There was a sign as I was exiting that said something like: "If you forget suffering, suffering will knock at your door again." This is so true but we keep forgetting because why else would there be war and worse, civil war where we kill our own people? Some of the images hanging on the walls were so graphic that it seemed improper to take pictures. So I did not. The images displayed the cruelty that people can induce on others.
We then went off to the cultural museum which made me really appreciate the history of China. The artifacts were quite amazing - jade vases and other ornaments and many different types of currency.

All the pictures below are types of currency used in ancient China.

The structure below is called a dolmen and although the function is not entirely known, it is suggested that it may have been a burial and sacrifice site or perhaps one's social position during the bronze period. They were usually built on hills so that they had a good view of the surrounding area. The whole structure is made of stone including the roof!
Then it was off to lunch and tea tasting at a mall that had many, many stores of just tea shops. It was hard to decide which store to stop at but we finally picked one and enjoyed the taste of several teas including chrysanthemum tea. The young lady preparing the tea was as gracious a host as we could ask for and we had a lovely time sampling.

Tea tasting

Cooked chicken backs

Cooked chicken feet

Cooked chicken necks

Cooked pig's testicles

Cooked silkworms

Cooked silkworm

Cooked worms


Sunday, November 17, 2013

China: Shenyang

I had some long hours at the college where I was working but in between, I had some time to do a bit of sightseeing with Grace who was the best interpreter and new friend that I had in China.
Yesterday we went to the Shenyang Imperial Palace which I think was the original palace of the emperor and dates back to  the +Qing Dynasty which started in 1625 and lasted until 1912. The place is almost 500 years old and still looks very good. It's now a museum and some of the architecture is quite impressive.

Today we went to the +Xinle museum - a culture that is more than 7000 years old. Grace said that the site was accidentally discovered by a man who was digging up in the yard where he lived in a dormitory. Prior to that, no one knew of the significance of the site and when he found some old pottery, he showed it to someone who then realized that it was hugely significant. Since 1973, there have been several excavations and there are some buildings erected in the style of this ancient civilization. There was even a masala brick that looked remarkably similar to the one Mom used to use to grand her masala and herbs.

After that visit, I wanted to use the subway so we took it to Beiling Park. The park is massive and from the entrance to the Zhaoling tomb is about 2 km. but on a cold and windy day , it seemed like 20 km. You can rent bikes in the summer and ride around the park but because it was November, there were none.

Then it was off to lunch.
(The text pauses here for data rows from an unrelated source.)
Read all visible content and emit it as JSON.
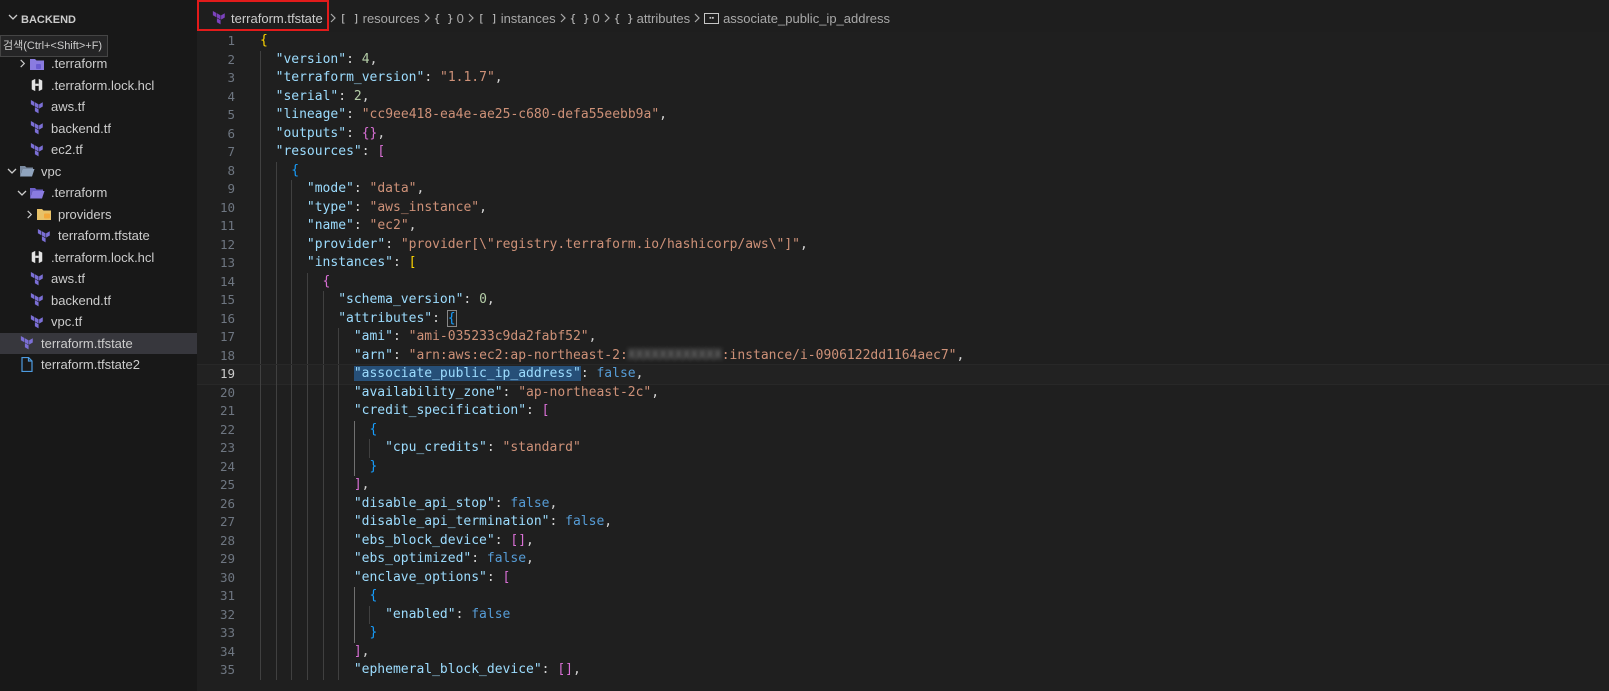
{
  "sidebar": {
    "title": "BACKEND",
    "tooltip": "검색(Ctrl+<Shift>+F)",
    "items": [
      {
        "label": ".terraform",
        "type": "folder-closed",
        "depth": 1
      },
      {
        "label": ".terraform.lock.hcl",
        "type": "hcl",
        "depth": 1
      },
      {
        "label": "aws.tf",
        "type": "tf",
        "depth": 1
      },
      {
        "label": "backend.tf",
        "type": "tf",
        "depth": 1
      },
      {
        "label": "ec2.tf",
        "type": "tf",
        "depth": 1
      },
      {
        "label": "vpc",
        "type": "folder-open",
        "depth": 0
      },
      {
        "label": ".terraform",
        "type": "folder-open",
        "depth": 1
      },
      {
        "label": "providers",
        "type": "folder-closed",
        "depth": 2
      },
      {
        "label": "terraform.tfstate",
        "type": "tf",
        "depth": 2
      },
      {
        "label": ".terraform.lock.hcl",
        "type": "hcl",
        "depth": 1
      },
      {
        "label": "aws.tf",
        "type": "tf",
        "depth": 1
      },
      {
        "label": "backend.tf",
        "type": "tf",
        "depth": 1
      },
      {
        "label": "vpc.tf",
        "type": "tf",
        "depth": 1
      },
      {
        "label": "terraform.tfstate",
        "type": "tf",
        "depth": 0
      },
      {
        "label": "terraform.tfstate2",
        "type": "file",
        "depth": 0
      }
    ]
  },
  "breadcrumb": {
    "file": "terraform.tfstate",
    "segments": [
      {
        "sym": "[ ]",
        "label": "resources"
      },
      {
        "sym": "{ }",
        "label": "0"
      },
      {
        "sym": "[ ]",
        "label": "instances"
      },
      {
        "sym": "{ }",
        "label": "0"
      },
      {
        "sym": "{ }",
        "label": "attributes"
      },
      {
        "sym": "box",
        "label": "associate_public_ip_address"
      }
    ]
  },
  "editor": {
    "current_line": 19,
    "lines": [
      {
        "n": "1",
        "text": "{"
      },
      {
        "n": "2",
        "text": "\"version\": 4,"
      },
      {
        "n": "3",
        "text": "\"terraform_version\": \"1.1.7\","
      },
      {
        "n": "4",
        "text": "\"serial\": 2,"
      },
      {
        "n": "5",
        "text": "\"lineage\": \"cc9ee418-ea4e-ae25-c680-defa55eebb9a\","
      },
      {
        "n": "6",
        "text": "\"outputs\": {},"
      },
      {
        "n": "7",
        "text": "\"resources\": ["
      },
      {
        "n": "8",
        "text": "{"
      },
      {
        "n": "9",
        "text": "\"mode\": \"data\","
      },
      {
        "n": "10",
        "text": "\"type\": \"aws_instance\","
      },
      {
        "n": "11",
        "text": "\"name\": \"ec2\","
      },
      {
        "n": "12",
        "text": "\"provider\": \"provider[\\\"registry.terraform.io/hashicorp/aws\\\"]\","
      },
      {
        "n": "13",
        "text": "\"instances\": ["
      },
      {
        "n": "14",
        "text": "{"
      },
      {
        "n": "15",
        "text": "\"schema_version\": 0,"
      },
      {
        "n": "16",
        "text": "\"attributes\": {"
      },
      {
        "n": "17",
        "text": "\"ami\": \"ami-035233c9da2fabf52\","
      },
      {
        "n": "18",
        "text": "\"arn\": \"arn:aws:ec2:ap-northeast-2:XXXXXXXXXXXX:instance/i-0906122dd1164aec7\","
      },
      {
        "n": "19",
        "text": "\"associate_public_ip_address\": false,"
      },
      {
        "n": "20",
        "text": "\"availability_zone\": \"ap-northeast-2c\","
      },
      {
        "n": "21",
        "text": "\"credit_specification\": ["
      },
      {
        "n": "22",
        "text": "{"
      },
      {
        "n": "23",
        "text": "\"cpu_credits\": \"standard\""
      },
      {
        "n": "24",
        "text": "}"
      },
      {
        "n": "25",
        "text": "],"
      },
      {
        "n": "26",
        "text": "\"disable_api_stop\": false,"
      },
      {
        "n": "27",
        "text": "\"disable_api_termination\": false,"
      },
      {
        "n": "28",
        "text": "\"ebs_block_device\": [],"
      },
      {
        "n": "29",
        "text": "\"ebs_optimized\": false,"
      },
      {
        "n": "30",
        "text": "\"enclave_options\": ["
      },
      {
        "n": "31",
        "text": "{"
      },
      {
        "n": "32",
        "text": "\"enabled\": false"
      },
      {
        "n": "33",
        "text": "}"
      },
      {
        "n": "34",
        "text": "],"
      },
      {
        "n": "35",
        "text": "\"ephemeral_block_device\": [],"
      }
    ]
  },
  "colors": {
    "key": "#9cdcfe",
    "string": "#ce9178",
    "number": "#b5cea8",
    "boolean": "#569cd6",
    "bracket_level1": "#ffd700",
    "bracket_level2": "#da70d6",
    "bracket_level3": "#179fff",
    "highlight_box": "#e21b1b"
  }
}
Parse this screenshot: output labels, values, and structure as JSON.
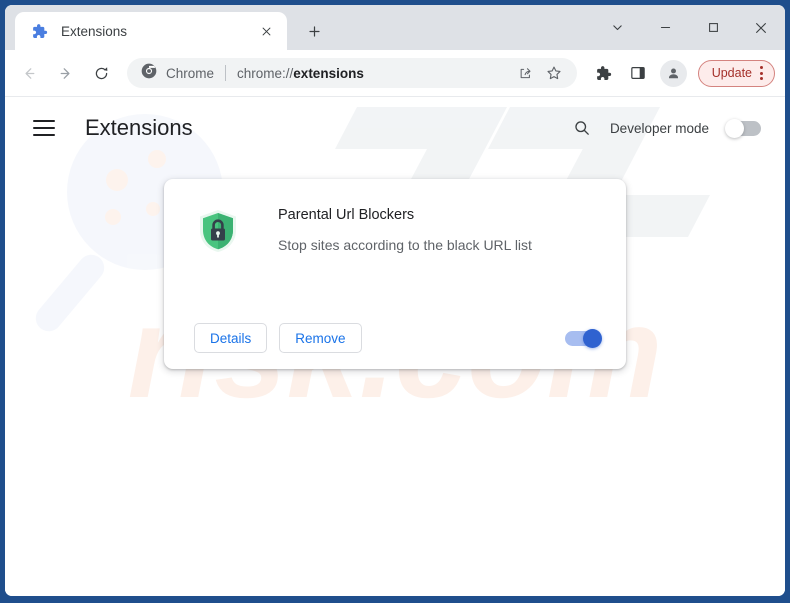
{
  "window": {
    "frame_color": "#1f4e8c",
    "controls": [
      {
        "name": "tab-search",
        "glyph": "chevron-down"
      },
      {
        "name": "minimize",
        "glyph": "minus"
      },
      {
        "name": "maximize",
        "glyph": "square"
      },
      {
        "name": "close",
        "glyph": "x"
      }
    ]
  },
  "tabstrip": {
    "tab": {
      "title": "Extensions",
      "favicon": "puzzle-piece-icon",
      "favicon_color": "#4a7ee0",
      "close_label": "×"
    },
    "new_tab_label": "+"
  },
  "toolbar": {
    "back_label": "←",
    "forward_label": "→",
    "reload_label": "↻",
    "omnibox": {
      "badge_label": "Chrome",
      "badge_icon": "chrome-logo-icon",
      "url_prefix": "chrome://",
      "url_emphasis": "extensions",
      "full_url": "chrome://extensions",
      "share_icon": "share-icon",
      "bookmark_icon": "star-icon"
    },
    "extensions_icon": "puzzle-piece-icon",
    "side_panel_icon": "side-panel-icon",
    "profile_icon": "person-avatar-icon",
    "update": {
      "label": "Update",
      "menu_icon": "three-dot-vertical-icon",
      "text_color": "#a5302a",
      "background_color": "#fdeceb",
      "border_color": "#d4837f"
    }
  },
  "page": {
    "header": {
      "menu_icon": "hamburger-menu-icon",
      "title": "Extensions",
      "search_icon": "search-icon",
      "developer_mode_label": "Developer mode",
      "developer_mode_enabled": false
    },
    "watermark": {
      "text_top": "PC",
      "text_bottom": "risk.com",
      "color": "#fdf0e9"
    },
    "extension_card": {
      "icon": "green-shield-lock-icon",
      "icon_color": "#3dbb7d",
      "name": "Parental Url Blockers",
      "description": "Stop sites according to the black URL list",
      "details_label": "Details",
      "remove_label": "Remove",
      "enabled": true,
      "toggle_color": "#2f62d0"
    }
  }
}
Again I had the (not so) bright idea to use the city transit so we hopped on a bus outside of Beiling Park only to get so tightly crammed into it after only a few stops that it would have been easy to stand without holding on and stay erect from the sheer bodies pasted against you so that there was no way to fall - or for that matter - to move, and that meant getting off the bus when we reached our stop. We had to exit at the front because we could not move to the back door. It was jam packed. I asked Grace if this was normal and she said it was quite normal for the buses to be overly crowded on the weekends.
That was my first weekend in Shenyang. Jet lag? What jet lag?